Conservation Foundation inviting the public to join Myakka restoration initiative

Efforts underway to plant tens of thousands of plants of various species at the 432-acre Myakka Headwaters Preserve

The Conservation Foundation of the Gulf Coast is inviting members of the public to assist with the restoration and enhancement of the Myakka region, it has announced.

At its 432-acre Myakka Headwaters Preserve — “where seven creeks converge to form the Myakka River” — the nonprofit land trust recently embarked on a river restoration project in which it has planted more than 15,400 plants of 27 different species, a news release points out. Included in the planting were 2,000 coreopsis, the Florida loosestrife — “a rare endangered endemic plant” — almost 1,000 wetland trees from 10 different species, “and 9,000 plugs of a wetland grass called maidencane,” the release says.

“Planted along approximately 1,000 feet of river bank, these plants will help improve water quality, capture sediment, and reduce erosion,” the release explains. They also will “increase wildlife habitat for many species, including largemouth bass and common snapping turtle.” The release adds, “Support for this vast undertaking came from numerous community partners, including Beautiful Ponds Inc., Blackbeard Ranch, Sandhill Native Growers, Coastal & Heartland National Estuary Partnership, and the Southwest Florida Water Management District.”

“Conservation Foundation’s work goes far beyond protecting land,” Christine P. Johnson, president of the Foundation, said in the release. “It’s also our responsibility to ensure the land we conserve is well managed and, when possible, restored, for the benefit of both the people and wildlife living here in Southwest Florida,” she added in the release.
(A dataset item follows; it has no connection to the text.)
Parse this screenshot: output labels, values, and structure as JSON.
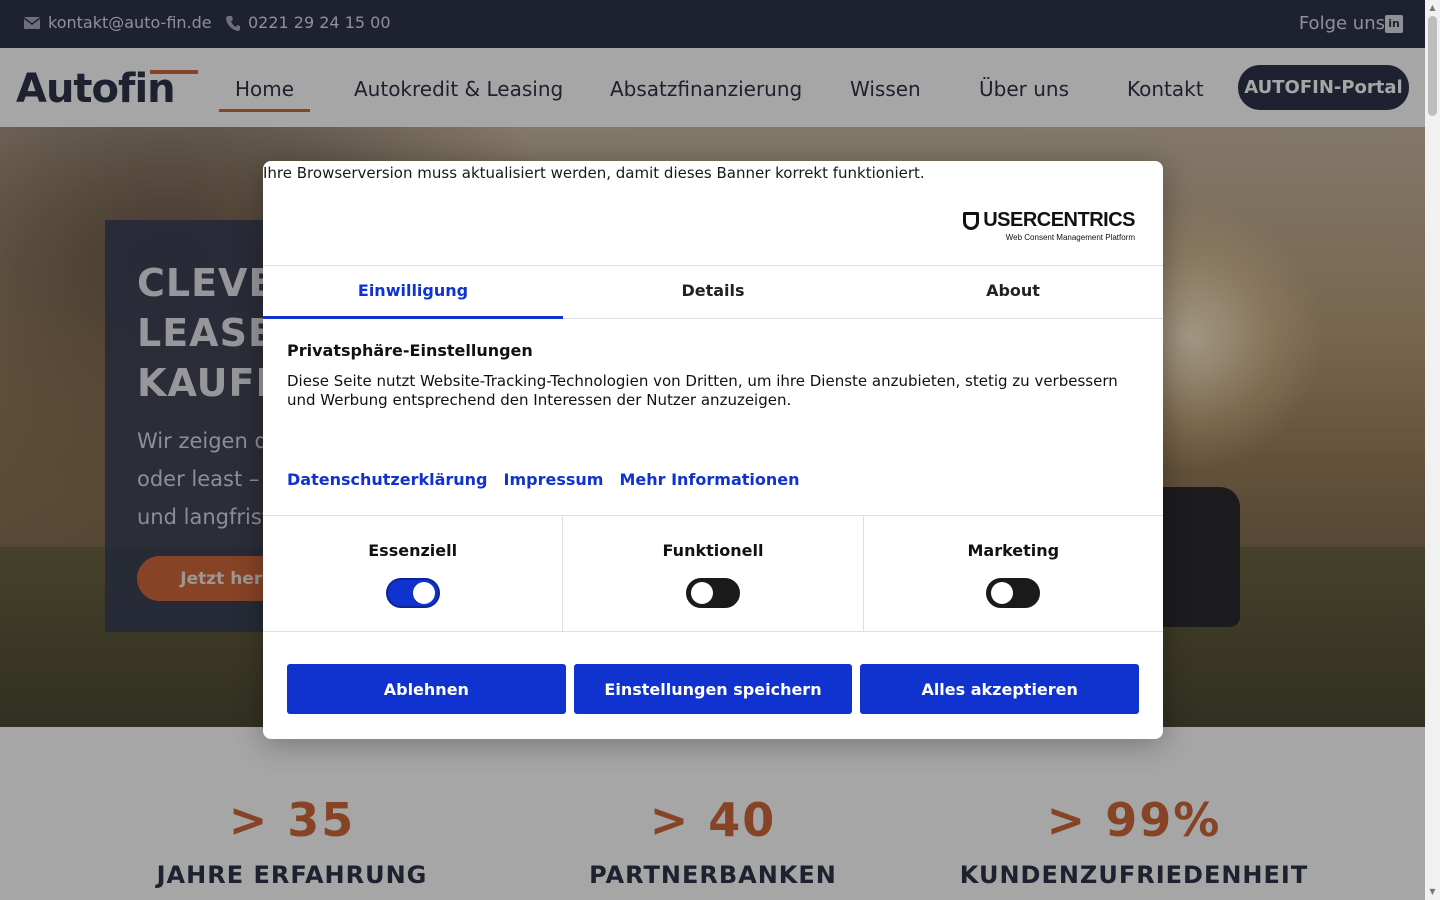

This spring, “with support from the Partnership for Gulf Coast Land Conservation and the Arbor Day Foundation,” the Conservation Foundation “plans to plant 10,000 more trees, expanding habitat and creating better streams and woods for fish and game throughout the Myakka region,” the release points out. The Foundation is “delighted to invite the public” to join it “in this ambitious initiative,” the release adds.

The nonprofit plans to host “multiple volunteer days and on-the-land educational events, allowing participants to connect with nature and experience this stunning landscape firsthand,” the release notes.

To learn more about this undertaking and to RSVP for upcoming volunteer opportunities, visit